Currently, the only PV solar plant in the United States larger than Blythe is the Desoto Next Generation Solar Center in Arcadia, Florida, with production capabilities of 25 MW. However, the Blythe Solar Plant uses thin-film PV panels made of cadmium telluride, which have significantly lower manufacturing costs than traditional silicon PV panels. Though thin-film PV panels require a larger surface area to generate a comparable amount of electricity, they are more flexible, lighter, durable, and have a slower degradation rate than silicon-based solar panels.
While large-scale solar projects like the Blythe Solar Plant create some U.S. manufacturing jobs, more than 90 percent of worldwide PV solar panel production occurs outside the United States, according to the Solar Energy Industry Association. America can reverse this disturbing trend and create high-quality manufacturing jobs here at home by increasing investment in the domestic manufacture of renewable energy systems and components through legislation such as U.S. Senator Sherrod Brown’s Investments for Manufacturing Progress and Clean Technologies (IMPACT) Act, which would provide domestic manufacturers with the capital they need to retool to meet increased clean energy demand.
In a press statement about the Blythe project, California Governor Arnold Schwarzenegger said: “It is no surprise that America’s largest thin-film solar project was built right here in California, where my Administration has successfully created a climate where green businesses can thrive. It is forward-thinking businesses such as First Solar that will help California reach its nation-leading greenhouse gas reduction and Renewable Portfolio Standard goals, as well as create the new green jobs that will help spur our economic recovery.”
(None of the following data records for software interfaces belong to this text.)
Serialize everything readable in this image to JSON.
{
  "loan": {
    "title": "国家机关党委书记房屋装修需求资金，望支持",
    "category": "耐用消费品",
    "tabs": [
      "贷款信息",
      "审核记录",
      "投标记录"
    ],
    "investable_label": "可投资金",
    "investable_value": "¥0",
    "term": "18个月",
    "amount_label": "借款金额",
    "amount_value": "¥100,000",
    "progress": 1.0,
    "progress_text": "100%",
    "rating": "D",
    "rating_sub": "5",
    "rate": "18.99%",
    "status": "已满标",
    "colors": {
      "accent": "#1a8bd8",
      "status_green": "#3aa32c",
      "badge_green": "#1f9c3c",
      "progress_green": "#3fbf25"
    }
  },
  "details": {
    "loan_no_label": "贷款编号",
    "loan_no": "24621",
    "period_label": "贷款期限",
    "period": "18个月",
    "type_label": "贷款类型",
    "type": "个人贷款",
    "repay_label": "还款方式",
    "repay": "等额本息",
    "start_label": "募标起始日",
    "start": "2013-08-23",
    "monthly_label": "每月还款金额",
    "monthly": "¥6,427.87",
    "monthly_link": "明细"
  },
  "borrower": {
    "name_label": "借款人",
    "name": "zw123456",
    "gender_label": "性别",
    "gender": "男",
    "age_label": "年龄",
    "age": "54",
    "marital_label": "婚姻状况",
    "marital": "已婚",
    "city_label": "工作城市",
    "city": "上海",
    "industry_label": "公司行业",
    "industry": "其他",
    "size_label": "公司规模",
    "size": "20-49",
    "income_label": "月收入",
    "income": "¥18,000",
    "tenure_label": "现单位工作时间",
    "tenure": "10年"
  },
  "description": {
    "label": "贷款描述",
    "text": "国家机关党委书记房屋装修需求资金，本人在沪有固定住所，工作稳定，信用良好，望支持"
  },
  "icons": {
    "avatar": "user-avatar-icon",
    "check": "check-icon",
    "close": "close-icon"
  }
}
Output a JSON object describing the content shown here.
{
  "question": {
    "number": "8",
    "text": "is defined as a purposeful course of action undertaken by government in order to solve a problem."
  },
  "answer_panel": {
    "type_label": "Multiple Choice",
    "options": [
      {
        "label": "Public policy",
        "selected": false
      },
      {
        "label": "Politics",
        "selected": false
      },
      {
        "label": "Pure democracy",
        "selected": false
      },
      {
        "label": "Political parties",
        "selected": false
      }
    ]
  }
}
The rapid job creation that occurred at the Blythe facility bodes well for future solar projects. In August 2009, First Solar and Southern California Edison announced plans for two more large-scale PV plants in Desert Center and San Bernardino County. Together, these two plants will have production capabilities of 550 MW. Construction is scheduled to begin in 2012 and 2013, respectively, with a projected completion date of 2015. According to First Solar and NRG, these plants will power 170,000 California homes, produce 1.2 billion kilowatt hours of clean energy annually, and will create thousands of local jobs.
With more renewable energy projects on the way, the commencement of operations in Blythe represents an important transformation occurring in the California energy sector, and a symbol of the bright and renewable future ahead.